Despite the fact that an unknown number of intellectually disabled people are waiting for residential services in Massachusetts, new data provided by the state appear to show that virtually none of those people are getting into state-operated group homes.
According to the data, provided by the Department of Developmental Services in response to a Public Records Law request, the number of people living in state-operated group homes in Massachusetts increased by a total of 144 between fiscal 2008 and 2015.
Previously, DDS had provided data showing a total of 156 persons had been transferred from state-run developmental centers to state-operated group homes between fiscal 2008 and 2014.
These numbers seem to imply that the entire increase in population in the state-operated homes since 2008 came from the developmental centers. Also, the numbers appear to imply that up to 12 of those transferred residents have either died or been transferred for a second time to some other location since 2008.
We’ve written previously that DDS data appeared to show that the Department was failing to inform people seeking residential care of the option of state-run services. Families and individuals appear to be directed almost exclusively to group homes run by corporate providers to DDS.
In addition to provider-run group homes, DDS maintains a network of group homes that are staffed by departmental employees. State workers have better training on average than do workers in privately run residences, and have lower turnover and higher pay and benefits.
There are an unknown number of people in Massachusetts waiting for residential care and services from DDS. This number is unknown because DDS doesn’t officially acknowledge a waiting list. The Massachusetts Developmental Disabilities Council has cited a 2010 survey indicating that some 600 people were waiting for residential services in the state, and up to 3,000 people were waiting for family support services.
Despite the apparent lack of sufficient housing and services for all of those who need it, DDS appears to be steadily phasing out state-run services and transferring those services to private providers. Yet, the capacity of the provider-based system is clearly inadequate to meet the entire need for services. And as we’ve recently noted, privatization of state services doesn’t automatically result in lower cost or better quality.
Some other highlights of the new DDS numbers:
- There were a total of 266 state-operated homes in Massachusetts as of April 2015, which amounted to a net increase of 40 homes over the total number in 2008. Previous data from DDS indicated that DDS had closed 28 state-operated residences since 2008.
- Virtually all the (97 out of 99) people living in the state-operated homes that were closed were transferred to the new state-operated homes.
Thus, there has been a total of 253 people who have been transferred since 2008 from the developmental centers and the closed state-operated homes, apparently all to the new state-operated homes.
This raises a further question about DDS’s priorities.
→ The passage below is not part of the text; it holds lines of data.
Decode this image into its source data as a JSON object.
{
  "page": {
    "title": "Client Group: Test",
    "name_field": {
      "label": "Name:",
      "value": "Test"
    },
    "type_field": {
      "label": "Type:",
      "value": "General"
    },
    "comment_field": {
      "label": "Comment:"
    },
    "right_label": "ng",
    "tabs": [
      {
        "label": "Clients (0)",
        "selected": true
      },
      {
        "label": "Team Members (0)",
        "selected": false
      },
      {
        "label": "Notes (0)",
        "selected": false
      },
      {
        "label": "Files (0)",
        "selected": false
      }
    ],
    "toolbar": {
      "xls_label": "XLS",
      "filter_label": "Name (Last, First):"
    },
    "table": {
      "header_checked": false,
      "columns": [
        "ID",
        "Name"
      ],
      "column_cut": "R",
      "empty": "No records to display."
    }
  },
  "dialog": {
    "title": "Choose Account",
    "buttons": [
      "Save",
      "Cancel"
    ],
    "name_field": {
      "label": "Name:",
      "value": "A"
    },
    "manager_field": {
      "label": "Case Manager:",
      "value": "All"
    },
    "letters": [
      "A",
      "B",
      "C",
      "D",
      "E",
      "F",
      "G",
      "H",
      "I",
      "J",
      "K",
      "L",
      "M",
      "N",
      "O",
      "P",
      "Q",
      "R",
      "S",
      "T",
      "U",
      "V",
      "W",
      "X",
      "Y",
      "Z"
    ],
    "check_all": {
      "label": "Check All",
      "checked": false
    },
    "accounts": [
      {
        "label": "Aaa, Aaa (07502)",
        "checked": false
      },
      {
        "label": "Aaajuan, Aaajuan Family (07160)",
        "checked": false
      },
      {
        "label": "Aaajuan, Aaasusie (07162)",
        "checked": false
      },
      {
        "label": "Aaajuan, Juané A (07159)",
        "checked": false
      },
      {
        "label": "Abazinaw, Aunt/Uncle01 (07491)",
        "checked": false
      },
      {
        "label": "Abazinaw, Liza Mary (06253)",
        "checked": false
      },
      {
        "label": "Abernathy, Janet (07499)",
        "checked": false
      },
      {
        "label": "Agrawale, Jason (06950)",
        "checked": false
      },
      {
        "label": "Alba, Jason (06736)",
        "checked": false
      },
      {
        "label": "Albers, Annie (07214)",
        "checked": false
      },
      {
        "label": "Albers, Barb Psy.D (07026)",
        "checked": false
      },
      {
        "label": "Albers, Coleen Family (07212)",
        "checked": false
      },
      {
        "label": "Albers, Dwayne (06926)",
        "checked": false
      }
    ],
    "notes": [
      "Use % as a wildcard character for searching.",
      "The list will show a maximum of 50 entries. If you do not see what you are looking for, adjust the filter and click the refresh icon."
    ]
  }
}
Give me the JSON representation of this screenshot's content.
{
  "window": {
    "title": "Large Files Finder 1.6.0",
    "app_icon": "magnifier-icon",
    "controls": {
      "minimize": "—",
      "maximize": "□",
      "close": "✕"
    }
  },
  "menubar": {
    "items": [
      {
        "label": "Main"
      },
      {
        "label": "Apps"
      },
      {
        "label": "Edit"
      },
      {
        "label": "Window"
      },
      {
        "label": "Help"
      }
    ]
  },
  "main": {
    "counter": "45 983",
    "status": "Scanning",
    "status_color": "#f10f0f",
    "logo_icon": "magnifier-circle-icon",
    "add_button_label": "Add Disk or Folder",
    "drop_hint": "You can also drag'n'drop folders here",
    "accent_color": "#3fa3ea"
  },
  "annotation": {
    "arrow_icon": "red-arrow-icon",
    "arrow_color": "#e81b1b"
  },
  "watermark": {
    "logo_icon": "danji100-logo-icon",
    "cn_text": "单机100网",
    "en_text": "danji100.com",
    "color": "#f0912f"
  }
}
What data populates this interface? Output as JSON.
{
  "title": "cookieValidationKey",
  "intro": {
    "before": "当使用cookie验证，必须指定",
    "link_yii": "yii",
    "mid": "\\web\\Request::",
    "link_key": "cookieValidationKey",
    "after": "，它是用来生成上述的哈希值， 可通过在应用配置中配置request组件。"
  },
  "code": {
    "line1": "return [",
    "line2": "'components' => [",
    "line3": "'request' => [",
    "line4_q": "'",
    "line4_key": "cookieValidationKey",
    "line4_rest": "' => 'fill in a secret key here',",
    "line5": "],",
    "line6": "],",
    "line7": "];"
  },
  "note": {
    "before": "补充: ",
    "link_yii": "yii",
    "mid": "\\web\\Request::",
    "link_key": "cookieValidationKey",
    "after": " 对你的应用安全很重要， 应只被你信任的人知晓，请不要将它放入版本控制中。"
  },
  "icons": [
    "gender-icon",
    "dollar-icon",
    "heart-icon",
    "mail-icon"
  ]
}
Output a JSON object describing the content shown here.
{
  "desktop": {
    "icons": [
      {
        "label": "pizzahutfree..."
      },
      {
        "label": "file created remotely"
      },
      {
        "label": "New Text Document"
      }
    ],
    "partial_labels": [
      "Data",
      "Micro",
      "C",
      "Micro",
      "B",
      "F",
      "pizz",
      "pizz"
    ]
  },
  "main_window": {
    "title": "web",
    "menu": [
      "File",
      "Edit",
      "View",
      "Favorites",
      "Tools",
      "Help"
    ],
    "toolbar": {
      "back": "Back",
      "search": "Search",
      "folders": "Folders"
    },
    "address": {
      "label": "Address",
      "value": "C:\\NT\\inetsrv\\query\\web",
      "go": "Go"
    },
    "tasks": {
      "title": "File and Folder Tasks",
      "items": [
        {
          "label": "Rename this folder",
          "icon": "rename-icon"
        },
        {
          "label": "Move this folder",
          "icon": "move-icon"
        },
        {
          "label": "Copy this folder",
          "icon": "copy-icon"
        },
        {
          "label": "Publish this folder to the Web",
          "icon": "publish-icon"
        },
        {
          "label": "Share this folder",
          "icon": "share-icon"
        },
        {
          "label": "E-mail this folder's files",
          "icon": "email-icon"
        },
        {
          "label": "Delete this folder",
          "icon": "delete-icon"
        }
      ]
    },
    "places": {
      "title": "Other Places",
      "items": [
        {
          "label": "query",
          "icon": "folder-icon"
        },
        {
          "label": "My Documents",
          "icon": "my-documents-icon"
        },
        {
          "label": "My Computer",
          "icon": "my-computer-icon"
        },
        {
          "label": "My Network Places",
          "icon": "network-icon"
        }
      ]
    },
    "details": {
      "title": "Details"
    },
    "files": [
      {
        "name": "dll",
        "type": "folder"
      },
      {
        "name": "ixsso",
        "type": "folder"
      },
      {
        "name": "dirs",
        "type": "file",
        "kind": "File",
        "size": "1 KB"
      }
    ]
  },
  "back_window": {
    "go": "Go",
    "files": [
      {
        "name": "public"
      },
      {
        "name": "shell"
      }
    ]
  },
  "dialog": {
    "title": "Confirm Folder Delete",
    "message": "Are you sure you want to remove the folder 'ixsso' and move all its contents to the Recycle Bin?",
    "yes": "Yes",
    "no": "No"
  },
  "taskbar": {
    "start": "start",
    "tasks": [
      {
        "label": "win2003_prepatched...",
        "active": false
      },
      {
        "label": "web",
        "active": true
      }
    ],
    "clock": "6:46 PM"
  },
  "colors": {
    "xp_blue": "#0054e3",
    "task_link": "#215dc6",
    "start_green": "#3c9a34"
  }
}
Given the hundreds waiting for residential care in the state, why did DDS close 28 state-operated group homes in the past eight years?
- DDS has no projections on the number of people who will be living in state-operated homes in the next five to 10 years.
The bottom line is that it appears the state-operated DDS system has been expanded only enough to accommodate people already receiving services.
The situation may violate the federal Medicaid Law, which requires that intellectually disabled individuals and their guardians be informed of the available “feasible alternatives” for care. In addition, the situation appears to violate the federal Rehabilitation Act, which states that no disabled person may be excluded or denied benefits from any program receiving federal funding.
On July 27, I sent an email to DDS, asking for information on the number of people who have been admitted to state-operated group homes who were not transferred there from other state-operated homes or from the developmental centers. I haven’t yet received a response to that question, but I will be very surprised if the answer is more than a handful of people.
As this post attempts to demonstrate, it is virtually impossible for anyone seeking DDS services to be admitted to a state-operated group home. One of the few people who was able to accomplish it in recent years had to file a federal lawsuit to do so.
Both the administration and the Legislature have provided disproportionate increases in funding to the provider-operated residential system in Massachusetts, and have continued to short-change state-operated care. Now that it turns out that the previous fiscal year ended with a $200 million surplus and not the deficit that had been projected, we hope the Legislature will begin to consider restoring some balance to the DDS system, and begin to fund state-run care adequately.